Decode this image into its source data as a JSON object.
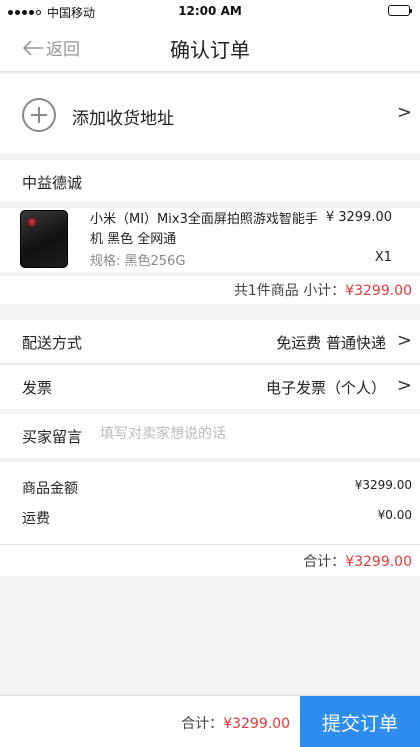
{
  "status_bar": {
    "carrier": "中国移动",
    "time": "12:00 AM"
  },
  "nav": {
    "back_label": "返回",
    "title": "确认订单"
  },
  "address": {
    "add_label": "添加收货地址"
  },
  "shop": {
    "name": "中益德诚",
    "product": {
      "name": "小米（MI）Mix3全面屏拍照游戏智能手机 黑色 全网通",
      "spec": "规格: 黑色256G",
      "price": "¥ 3299.00",
      "qty": "X1"
    },
    "count_label": "共1件商品",
    "subtotal_label": "小计：",
    "subtotal_value": "¥3299.00"
  },
  "delivery": {
    "label": "配送方式",
    "value": "免运费 普通快递"
  },
  "invoice": {
    "label": "发票",
    "value": "电子发票（个人）"
  },
  "message": {
    "label": "买家留言",
    "placeholder": "填写对卖家想说的话"
  },
  "summary": {
    "goods_label": "商品金额",
    "goods_value": "¥3299.00",
    "freight_label": "运费",
    "freight_value": "¥0.00",
    "total_label": "合计：",
    "total_value": "¥3299.00"
  },
  "footer": {
    "total_label": "合计：",
    "total_value": "¥3299.00",
    "submit_label": "提交订单"
  },
  "icons": {
    "back": "arrow-left-icon",
    "add": "plus-circle-icon",
    "chevron": "chevron-right-icon"
  },
  "colors": {
    "accent": "#2e8ef0",
    "price": "#e4393c"
  }
}
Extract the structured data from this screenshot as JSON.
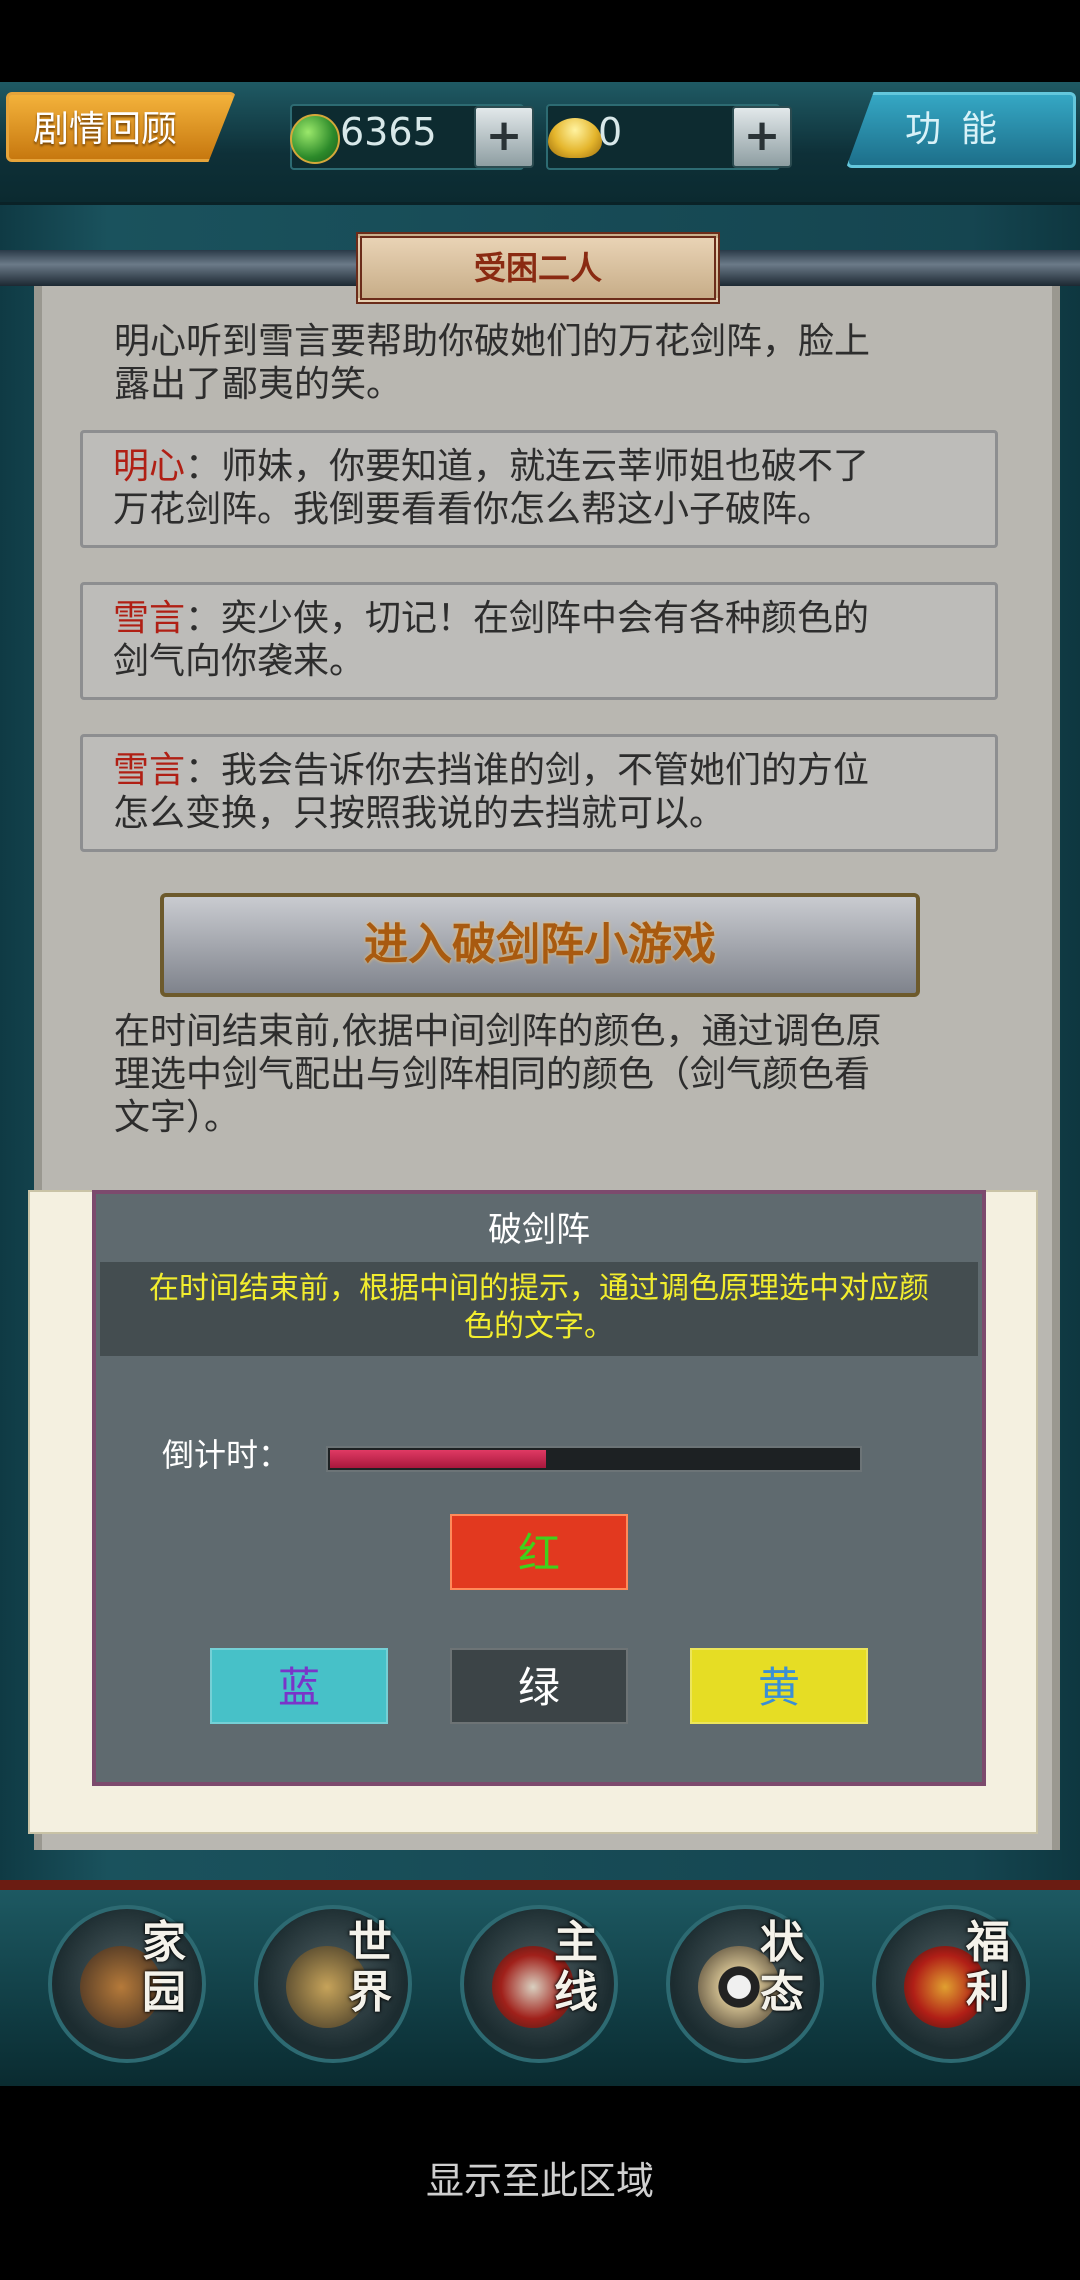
{
  "topbar": {
    "story_review": "剧情回顾",
    "coins": "6365",
    "ingots": "0",
    "plus": "+",
    "function_label": "功能"
  },
  "panel": {
    "title": "受困二人",
    "intro": [
      "明心听到雪言要帮助你破她们的万花剑阵，脸上",
      "露出了鄙夷的笑。"
    ],
    "dialogues": [
      {
        "speaker": "明心",
        "line1": "：师妹，你要知道，就连云莘师姐也破不了",
        "line2": "万花剑阵。我倒要看看你怎么帮这小子破阵。"
      },
      {
        "speaker": "雪言",
        "line1": "：奕少侠，切记！在剑阵中会有各种颜色的",
        "line2": "剑气向你袭来。"
      },
      {
        "speaker": "雪言",
        "line1": "：我会告诉你去挡谁的剑，不管她们的方位",
        "line2": "怎么变换，只按照我说的去挡就可以。"
      }
    ],
    "enter_button": "进入破剑阵小游戏",
    "rules": [
      "在时间结束前,依据中间剑阵的颜色，通过调色原",
      "理选中剑气配出与剑阵相同的颜色（剑气颜色看",
      "文字）。"
    ]
  },
  "dialog": {
    "title": "破剑阵",
    "desc_line1": "在时间结束前，根据中间的提示，通过调色原理选中对应颜",
    "desc_line2": "色的文字。",
    "countdown_label": "倒计时：",
    "countdown_progress": 0.41,
    "center_option": {
      "text": "红",
      "bg": "#e2391f",
      "fg": "#3fd11b"
    },
    "options": [
      {
        "text": "蓝",
        "bg": "#47c1c8",
        "fg": "#7a34c9"
      },
      {
        "text": "绿",
        "bg": "#3c4447",
        "fg": "#ffffff"
      },
      {
        "text": "黄",
        "bg": "#e6dd24",
        "fg": "#3a8fd6"
      }
    ]
  },
  "nav": [
    {
      "label": [
        "家",
        "园"
      ],
      "icon": "home-icon"
    },
    {
      "label": [
        "世",
        "界"
      ],
      "icon": "world-icon"
    },
    {
      "label": [
        "主",
        "线"
      ],
      "icon": "mainline-icon"
    },
    {
      "label": [
        "状",
        "态"
      ],
      "icon": "status-icon"
    },
    {
      "label": [
        "福",
        "利"
      ],
      "icon": "welfare-icon"
    }
  ],
  "bottom_hint": "显示至此区域"
}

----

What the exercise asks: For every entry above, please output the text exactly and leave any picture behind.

Exercise response:
Decode this image into its source data as a JSON object.
{
  "status_bar": {
    "carrier": "中国移动",
    "time": "12:00 AM"
  },
  "nav": {
    "back_label": "返回",
    "title": "确认订单"
  },
  "address": {
    "add_label": "添加收货地址"
  },
  "shop": {
    "name": "中益德诚",
    "product": {
      "name": "小米（MI）Mix3全面屏拍照游戏智能手机 黑色 全网通",
      "spec": "规格: 黑色256G",
      "price": "¥ 3299.00",
      "qty": "X1"
    },
    "count_label": "共1件商品",
    "subtotal_label": "小计：",
    "subtotal_value": "¥3299.00"
  },
  "delivery": {
    "label": "配送方式",
    "value": "免运费 普通快递"
  },
  "invoice": {
    "label": "发票",
    "value": "电子发票（个人）"
  },
  "message": {
    "label": "买家留言",
    "placeholder": "填写对卖家想说的话"
  },
  "summary": {
    "goods_label": "商品金额",
    "goods_value": "¥3299.00",
    "freight_label": "运费",
    "freight_value": "¥0.00",
    "total_label": "合计：",
    "total_value": "¥3299.00"
  },
  "footer": {
    "total_label": "合计：",
    "total_value": "¥3299.00",
    "submit_label": "提交订单"
  },
  "icons": {
    "back": "arrow-left-icon",
    "add": "plus-circle-icon",
    "chevron": "chevron-right-icon"
  },
  "colors": {
    "accent": "#2e8ef0",
    "price": "#e4393c"
  }
}
Extract the structured data from this screenshot as JSON.
{
  "topbar": {
    "story_review": "剧情回顾",
    "coins": "6365",
    "ingots": "0",
    "plus": "+",
    "function_label": "功能"
  },
  "panel": {
    "title": "受困二人",
    "intro": [
      "明心听到雪言要帮助你破她们的万花剑阵，脸上",
      "露出了鄙夷的笑。"
    ],
    "dialogues": [
      {
        "speaker": "明心",
        "line1": "：师妹，你要知道，就连云莘师姐也破不了",
        "line2": "万花剑阵。我倒要看看你怎么帮这小子破阵。"
      },
      {
        "speaker": "雪言",
        "line1": "：奕少侠，切记！在剑阵中会有各种颜色的",
        "line2": "剑气向你袭来。"
      },
      {
        "speaker": "雪言",
        "line1": "：我会告诉你去挡谁的剑，不管她们的方位",
        "line2": "怎么变换，只按照我说的去挡就可以。"
      }
    ],
    "enter_button": "进入破剑阵小游戏",
    "rules": [
      "在时间结束前,依据中间剑阵的颜色，通过调色原",
      "理选中剑气配出与剑阵相同的颜色（剑气颜色看",
      "文字）。"
    ]
  },
  "dialog": {
    "title": "破剑阵",
    "desc_line1": "在时间结束前，根据中间的提示，通过调色原理选中对应颜",
    "desc_line2": "色的文字。",
    "countdown_label": "倒计时：",
    "countdown_progress": 0.41,
    "center_option": {
      "text": "红",
      "bg": "#e2391f",
      "fg": "#3fd11b"
    },
    "options": [
      {
        "text": "蓝",
        "bg": "#47c1c8",
        "fg": "#7a34c9"
      },
      {
        "text": "绿",
        "bg": "#3c4447",
        "fg": "#ffffff"
      },
      {
        "text": "黄",
        "bg": "#e6dd24",
        "fg": "#3a8fd6"
      }
    ]
  },
  "nav": [
    {
      "label": [
        "家",
        "园"
      ],
      "icon": "home-icon"
    },
    {
      "label": [
        "世",
        "界"
      ],
      "icon": "world-icon"
    },
    {
      "label": [
        "主",
        "线"
      ],
      "icon": "mainline-icon"
    },
    {
      "label": [
        "状",
        "态"
      ],
      "icon": "status-icon"
    },
    {
      "label": [
        "福",
        "利"
      ],
      "icon": "welfare-icon"
    }
  ],
  "bottom_hint": "显示至此区域"
}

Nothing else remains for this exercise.